Ericson continued to make the occasional American film while heading off intermittently to Italy or Spain to headline something there. Often in these foreign films, he was the only English-speaking actor (and familiar name to U.S. viewers) in the cast. These films also contained a little more skin than U.S. viewers were used to, though that would soon change.
His American films were certainly not of any tremendous caliber and most of them are little known today. The Money Jungle had him with blondes Lola Albright and Leslie Parrish as he tries to determine who is killing geologists from major companies. The Destructors was a spy film starring Richard Egan and Michael Ansara that had a team battling Red China over some rubies that help to power a strong laser weapon.

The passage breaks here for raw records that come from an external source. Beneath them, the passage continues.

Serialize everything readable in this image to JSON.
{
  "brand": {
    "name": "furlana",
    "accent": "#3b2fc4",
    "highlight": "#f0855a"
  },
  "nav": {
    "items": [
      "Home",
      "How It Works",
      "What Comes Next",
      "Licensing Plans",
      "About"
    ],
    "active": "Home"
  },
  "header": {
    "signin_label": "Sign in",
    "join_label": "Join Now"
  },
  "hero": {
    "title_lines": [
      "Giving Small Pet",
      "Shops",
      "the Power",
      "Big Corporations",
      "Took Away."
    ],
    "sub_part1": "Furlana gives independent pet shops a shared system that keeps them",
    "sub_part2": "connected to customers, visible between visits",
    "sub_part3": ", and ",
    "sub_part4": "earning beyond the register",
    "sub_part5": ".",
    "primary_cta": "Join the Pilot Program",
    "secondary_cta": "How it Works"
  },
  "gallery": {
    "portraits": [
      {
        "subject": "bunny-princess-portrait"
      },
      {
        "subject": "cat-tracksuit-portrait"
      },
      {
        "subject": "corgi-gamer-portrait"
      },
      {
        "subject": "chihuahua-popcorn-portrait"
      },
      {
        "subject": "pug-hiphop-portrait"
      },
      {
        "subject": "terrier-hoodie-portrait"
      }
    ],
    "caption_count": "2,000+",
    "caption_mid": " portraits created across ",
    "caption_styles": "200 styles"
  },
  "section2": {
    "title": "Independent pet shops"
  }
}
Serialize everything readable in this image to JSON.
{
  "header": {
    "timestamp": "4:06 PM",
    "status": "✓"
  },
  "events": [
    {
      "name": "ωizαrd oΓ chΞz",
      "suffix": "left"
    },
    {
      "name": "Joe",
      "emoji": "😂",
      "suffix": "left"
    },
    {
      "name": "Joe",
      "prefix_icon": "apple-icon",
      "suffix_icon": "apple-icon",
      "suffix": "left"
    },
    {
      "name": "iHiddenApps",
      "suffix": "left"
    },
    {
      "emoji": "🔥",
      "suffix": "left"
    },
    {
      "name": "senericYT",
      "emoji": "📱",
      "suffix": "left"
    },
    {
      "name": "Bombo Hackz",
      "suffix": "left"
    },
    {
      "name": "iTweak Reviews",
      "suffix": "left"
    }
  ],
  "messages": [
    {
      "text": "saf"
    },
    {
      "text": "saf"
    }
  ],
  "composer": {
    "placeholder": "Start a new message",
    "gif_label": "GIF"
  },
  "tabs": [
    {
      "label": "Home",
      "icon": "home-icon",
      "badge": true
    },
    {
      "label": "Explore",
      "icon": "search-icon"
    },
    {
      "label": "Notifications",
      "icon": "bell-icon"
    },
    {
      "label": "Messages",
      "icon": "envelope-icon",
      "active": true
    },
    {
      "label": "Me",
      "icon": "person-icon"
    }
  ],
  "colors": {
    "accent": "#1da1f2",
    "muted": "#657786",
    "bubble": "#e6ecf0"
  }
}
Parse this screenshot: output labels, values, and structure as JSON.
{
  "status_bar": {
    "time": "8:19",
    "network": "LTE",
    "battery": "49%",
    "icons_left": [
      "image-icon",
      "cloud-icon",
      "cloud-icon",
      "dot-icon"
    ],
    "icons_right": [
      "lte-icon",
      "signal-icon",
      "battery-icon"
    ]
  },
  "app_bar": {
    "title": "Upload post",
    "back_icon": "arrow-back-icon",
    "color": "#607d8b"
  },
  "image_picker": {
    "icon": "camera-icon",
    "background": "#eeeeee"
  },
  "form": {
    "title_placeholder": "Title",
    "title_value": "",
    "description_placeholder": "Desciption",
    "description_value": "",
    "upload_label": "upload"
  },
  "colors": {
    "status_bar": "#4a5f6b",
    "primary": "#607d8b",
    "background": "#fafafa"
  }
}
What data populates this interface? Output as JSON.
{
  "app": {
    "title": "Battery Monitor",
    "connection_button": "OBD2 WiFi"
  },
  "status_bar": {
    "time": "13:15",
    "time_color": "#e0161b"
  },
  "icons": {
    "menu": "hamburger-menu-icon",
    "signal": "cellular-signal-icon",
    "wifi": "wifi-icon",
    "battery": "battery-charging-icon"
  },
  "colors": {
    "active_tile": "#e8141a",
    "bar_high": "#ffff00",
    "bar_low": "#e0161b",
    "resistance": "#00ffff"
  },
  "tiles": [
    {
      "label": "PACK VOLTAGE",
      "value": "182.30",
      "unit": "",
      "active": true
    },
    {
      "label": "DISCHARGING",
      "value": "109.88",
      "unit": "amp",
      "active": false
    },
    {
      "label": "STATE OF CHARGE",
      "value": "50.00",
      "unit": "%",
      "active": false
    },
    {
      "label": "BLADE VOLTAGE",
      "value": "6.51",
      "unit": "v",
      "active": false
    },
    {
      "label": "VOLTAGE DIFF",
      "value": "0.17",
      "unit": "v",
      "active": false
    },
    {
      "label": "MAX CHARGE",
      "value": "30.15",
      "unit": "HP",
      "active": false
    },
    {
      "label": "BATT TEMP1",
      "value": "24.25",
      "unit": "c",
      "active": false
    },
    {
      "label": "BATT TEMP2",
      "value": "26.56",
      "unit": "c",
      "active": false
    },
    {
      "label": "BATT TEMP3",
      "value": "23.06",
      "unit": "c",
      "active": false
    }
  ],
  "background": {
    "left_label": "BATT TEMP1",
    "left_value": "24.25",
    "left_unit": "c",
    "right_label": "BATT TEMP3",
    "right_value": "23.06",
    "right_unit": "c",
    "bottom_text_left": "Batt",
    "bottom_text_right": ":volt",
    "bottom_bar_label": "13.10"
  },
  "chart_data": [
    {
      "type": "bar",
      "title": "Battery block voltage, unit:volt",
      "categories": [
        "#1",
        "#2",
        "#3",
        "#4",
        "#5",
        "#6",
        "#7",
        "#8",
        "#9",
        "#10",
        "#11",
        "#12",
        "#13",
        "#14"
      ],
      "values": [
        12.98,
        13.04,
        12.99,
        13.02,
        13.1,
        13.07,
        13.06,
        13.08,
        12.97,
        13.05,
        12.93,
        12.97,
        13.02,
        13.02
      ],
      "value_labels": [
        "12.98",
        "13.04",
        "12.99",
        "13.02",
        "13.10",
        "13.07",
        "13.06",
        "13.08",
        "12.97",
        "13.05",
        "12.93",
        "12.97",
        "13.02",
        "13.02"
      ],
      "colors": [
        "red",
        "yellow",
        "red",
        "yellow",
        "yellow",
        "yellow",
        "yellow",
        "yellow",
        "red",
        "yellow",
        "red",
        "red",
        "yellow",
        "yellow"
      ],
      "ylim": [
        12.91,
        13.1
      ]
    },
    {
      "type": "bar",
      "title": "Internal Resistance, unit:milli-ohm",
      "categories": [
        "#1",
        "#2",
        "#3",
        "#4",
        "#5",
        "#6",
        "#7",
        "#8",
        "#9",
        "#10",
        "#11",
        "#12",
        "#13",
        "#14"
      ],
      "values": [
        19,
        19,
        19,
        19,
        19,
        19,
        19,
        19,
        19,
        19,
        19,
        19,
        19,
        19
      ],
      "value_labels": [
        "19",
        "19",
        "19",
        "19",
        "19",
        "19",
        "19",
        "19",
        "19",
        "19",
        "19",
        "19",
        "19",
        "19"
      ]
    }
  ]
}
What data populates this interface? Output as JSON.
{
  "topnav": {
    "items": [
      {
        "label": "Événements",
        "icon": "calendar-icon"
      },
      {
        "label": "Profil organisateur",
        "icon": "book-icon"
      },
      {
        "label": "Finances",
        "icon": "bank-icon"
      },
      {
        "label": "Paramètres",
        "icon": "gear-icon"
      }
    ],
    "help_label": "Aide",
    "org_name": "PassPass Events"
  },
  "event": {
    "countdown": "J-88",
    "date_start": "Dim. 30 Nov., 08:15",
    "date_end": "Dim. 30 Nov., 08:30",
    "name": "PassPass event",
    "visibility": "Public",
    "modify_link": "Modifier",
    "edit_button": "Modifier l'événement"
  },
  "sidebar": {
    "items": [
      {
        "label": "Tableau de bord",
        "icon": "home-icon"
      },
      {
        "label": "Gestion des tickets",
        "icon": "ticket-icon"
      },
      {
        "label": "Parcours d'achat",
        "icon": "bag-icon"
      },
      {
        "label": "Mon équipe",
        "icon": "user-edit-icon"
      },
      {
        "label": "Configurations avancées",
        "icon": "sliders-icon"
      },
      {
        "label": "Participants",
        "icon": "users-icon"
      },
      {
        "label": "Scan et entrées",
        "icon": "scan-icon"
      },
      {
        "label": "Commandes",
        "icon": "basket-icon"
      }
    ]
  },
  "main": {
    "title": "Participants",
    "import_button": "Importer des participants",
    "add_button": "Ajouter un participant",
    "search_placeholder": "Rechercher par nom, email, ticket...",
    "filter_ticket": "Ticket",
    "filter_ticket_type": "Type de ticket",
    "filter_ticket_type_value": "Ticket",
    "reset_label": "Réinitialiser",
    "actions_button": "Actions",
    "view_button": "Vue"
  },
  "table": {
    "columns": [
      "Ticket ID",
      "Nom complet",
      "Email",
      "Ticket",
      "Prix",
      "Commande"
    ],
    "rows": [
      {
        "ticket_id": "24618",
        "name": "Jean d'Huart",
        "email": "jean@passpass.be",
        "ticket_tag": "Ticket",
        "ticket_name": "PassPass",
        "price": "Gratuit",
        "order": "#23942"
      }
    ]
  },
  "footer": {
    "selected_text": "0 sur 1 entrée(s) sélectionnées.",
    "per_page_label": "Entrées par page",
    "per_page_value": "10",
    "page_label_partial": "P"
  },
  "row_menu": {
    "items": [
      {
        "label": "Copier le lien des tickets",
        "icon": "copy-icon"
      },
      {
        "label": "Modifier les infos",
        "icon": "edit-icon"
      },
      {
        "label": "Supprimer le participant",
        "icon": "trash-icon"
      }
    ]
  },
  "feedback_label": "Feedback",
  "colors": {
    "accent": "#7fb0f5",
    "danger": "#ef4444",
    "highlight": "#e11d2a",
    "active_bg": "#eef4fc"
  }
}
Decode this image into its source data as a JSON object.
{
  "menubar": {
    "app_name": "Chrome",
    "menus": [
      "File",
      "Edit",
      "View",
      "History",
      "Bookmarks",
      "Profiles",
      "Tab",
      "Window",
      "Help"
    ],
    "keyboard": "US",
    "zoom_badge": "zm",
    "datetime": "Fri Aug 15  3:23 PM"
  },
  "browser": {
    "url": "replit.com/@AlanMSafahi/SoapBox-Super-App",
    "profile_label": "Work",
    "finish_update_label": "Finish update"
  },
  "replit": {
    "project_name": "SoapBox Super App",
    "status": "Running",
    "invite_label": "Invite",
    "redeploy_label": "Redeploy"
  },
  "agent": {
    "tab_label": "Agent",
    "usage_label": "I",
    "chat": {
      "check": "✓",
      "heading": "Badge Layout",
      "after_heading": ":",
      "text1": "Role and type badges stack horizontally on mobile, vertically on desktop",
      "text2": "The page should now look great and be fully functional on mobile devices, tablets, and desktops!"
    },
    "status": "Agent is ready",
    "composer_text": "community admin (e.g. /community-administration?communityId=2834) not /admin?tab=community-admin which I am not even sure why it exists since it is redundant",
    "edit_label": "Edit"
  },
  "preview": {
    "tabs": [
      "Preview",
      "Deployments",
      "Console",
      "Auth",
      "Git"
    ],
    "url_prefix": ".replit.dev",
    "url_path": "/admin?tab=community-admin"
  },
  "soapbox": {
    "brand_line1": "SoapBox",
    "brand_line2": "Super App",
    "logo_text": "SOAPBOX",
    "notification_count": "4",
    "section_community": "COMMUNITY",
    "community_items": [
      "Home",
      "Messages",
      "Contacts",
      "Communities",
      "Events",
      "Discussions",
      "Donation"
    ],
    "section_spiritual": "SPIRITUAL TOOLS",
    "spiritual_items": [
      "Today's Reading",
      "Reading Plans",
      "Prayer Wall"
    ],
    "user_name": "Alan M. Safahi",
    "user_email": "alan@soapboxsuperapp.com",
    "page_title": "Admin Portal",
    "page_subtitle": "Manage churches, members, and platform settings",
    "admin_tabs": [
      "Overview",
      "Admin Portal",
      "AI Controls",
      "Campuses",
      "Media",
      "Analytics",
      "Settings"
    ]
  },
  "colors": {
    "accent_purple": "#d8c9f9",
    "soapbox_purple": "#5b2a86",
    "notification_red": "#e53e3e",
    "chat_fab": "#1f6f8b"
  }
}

The Bamboo Saucer had him once again battling the Red Chinese over a missing spacecraft that has fallen in their territory. Most sci-fi fans consider the film better than the title and obscure reputation suggests, but it was still a minor effort, even with the declining Dan Duryea in the leading role.
In 1971, Ericson had a part in the Disney musical, semi-animated extravaganza Bedknobs and Broomsticks. The mammoth film was hacked down at least twice to make it a manageable length for children and still it was not the success that the studio was expecting. Ericson played a Nazi who is thwarted by the spells of amateur witch Angela Lansbury. He was also making many guest appearances on popular TV shows such as Ironside, Marcus Welby, M.D., The Virginian and Medical Center.
By late 1973, feeling that his career could use a jump-start, he agreed to pose for Playgirl magazine in the January 1974 issue. Romping naked through Lion Country Safari with a cub or two used as props, he was shown from behind and with an occasional, partly obscured peek at John Jr. Later, when the magazine wanted to rerun some of the photos for a “Best of” compendium, he agreed so long as the pictures were cropped of any genital exposure and providing his headshot was featured on part of the cover. When the magazine failed to place him on the cover, he sued, winning an eventual $12,500 in damages.
The exercise did very little, if anything, to reignite his career and in time he felt that the layout came off as rather silly. He also married for the second time in 1974, though I don’t know what effect, if any, the layout had on cementing or challenging the relationship. John and Karen (nee Huston) remain together to this day. Though he continued to work regularly on TV, the best he could get for a movie was the sleazy Hustler Squad, a sort of rehash of The Dirty Dozen only with females sleeping with the enemy during WWII in order to beat them! Wife Karen costarred in this gem as well.
John Ericson managed to look younger than he actually was for quite some time. Consider that when he was busily guest-starring on Fantasy Island, CHiPs, The A-Team and Knight Rider, he was well over 50 and didn't seem so. There were some cheap, straight-to-video action movies and the obligatory stop on Murder, She Wrote, among other things, until he went into semi-retirement. He is 84 years old now and worked as recently as 2008 in the cable series Crash. Content mostly to paint at the home in New Mexico he shares with his wife, he has no need to continue working. Surprisingly, his career in TV and movies lasted close to sixty years! He was not able to reach a significant level of stardom, but he worked with some of the top names in the cinema and stayed busy working for most of his lengthy career.